Eavan Aisling Boland was born in Dublin, Ireland in 1944. She is the
youngest of five children to Frederick Boland and Kelly Boland. Frederick Boland was a diplomat and served as an Irish ambassador.
Kelly Boland was a painter who focused on postexpressionism and has works in the Dublin Municipal Gallery. Both of her parents
greatly influenced Boland’s poetry. Due to her father’s career as a diplomat, she attended a convent school in
London from 1950 to 1956 as her father served as Irish ambassador to the Court of St. James, where she first experienced anti-Irish
sentiment at age six. Consequently, her experiences in London greatly influenced her style of writing and only served to strengthen
her nationalistic pride. Therefore, her poem, “An Irish Childhood in England: 1951,” potrays her experiences while
living in London. She then attended the Convent of the Sacred Heart School in New York City, where her experiences led her
to believe in an inner reality rather than an outer reality, which is a common theme found in her poems.
However, the most influential school that molded her as an individual was Holy Child Convent in Killiney, County Dublin,
where she attended from 1959 to 1962. It was at this school that she was able to reconnect with her Irish roots and brought
serenity and happiness.
After graduating from the boarding school in Dublin, Boland worked as
a housekeeper at the Gresham Hotel in Dublin, and used her salary to publish a
pamphlet titled 23 poems (1962). She received her Bachelors of Arts Degree from
Trinity College where she graduated with
first-class honors English degree. Since then, she has held numerous teaching positions in addition to publishing poetry,
journal articles, and books. Her marriage to novelist Kevin Casey in 1969 and the births of her two daughters greatly influenced
her writing since much of her following works focuses on her life as a mother and wife. In 1980, Boland published a controversial
work, In Her Own Image that brought her into debates over feminism and the role of female poets in Ireland.
Consequently, Boland has been a stable and influential voice for equality for women poets in the male-dominated literary world
of Ireland. Boland’s poetry has also resulted into her
recognition as a literary figure. She regularly writes reviews for the Irish Times as well as articles on the broad genre
of literary topics and has also lectured at the School of Irish Studies
in Dublin. She has taught at Trinity
College, University College,
and Bowdoin College in addition to being

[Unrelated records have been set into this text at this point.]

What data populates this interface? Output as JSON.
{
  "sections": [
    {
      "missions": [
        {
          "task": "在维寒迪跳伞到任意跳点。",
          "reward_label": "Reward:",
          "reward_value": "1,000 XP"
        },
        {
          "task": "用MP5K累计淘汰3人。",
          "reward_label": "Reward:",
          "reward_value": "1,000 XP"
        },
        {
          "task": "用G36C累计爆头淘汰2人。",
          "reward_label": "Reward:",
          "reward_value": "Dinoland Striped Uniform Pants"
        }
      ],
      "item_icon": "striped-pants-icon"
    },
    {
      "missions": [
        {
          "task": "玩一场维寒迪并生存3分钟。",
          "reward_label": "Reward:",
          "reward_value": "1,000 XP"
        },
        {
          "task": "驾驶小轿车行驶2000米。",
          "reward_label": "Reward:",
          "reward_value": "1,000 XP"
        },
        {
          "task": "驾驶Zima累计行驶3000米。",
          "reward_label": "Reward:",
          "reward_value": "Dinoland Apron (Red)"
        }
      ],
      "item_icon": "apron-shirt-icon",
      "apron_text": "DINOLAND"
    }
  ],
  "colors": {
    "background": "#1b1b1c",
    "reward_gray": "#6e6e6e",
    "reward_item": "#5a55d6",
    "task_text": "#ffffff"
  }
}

a member at the University of Iowa’s
International Writing Program. She is currently a professor of English at Stanford
University (Gale Contemporary Literary Criticism).
© 2004 by Janet Lam. All rights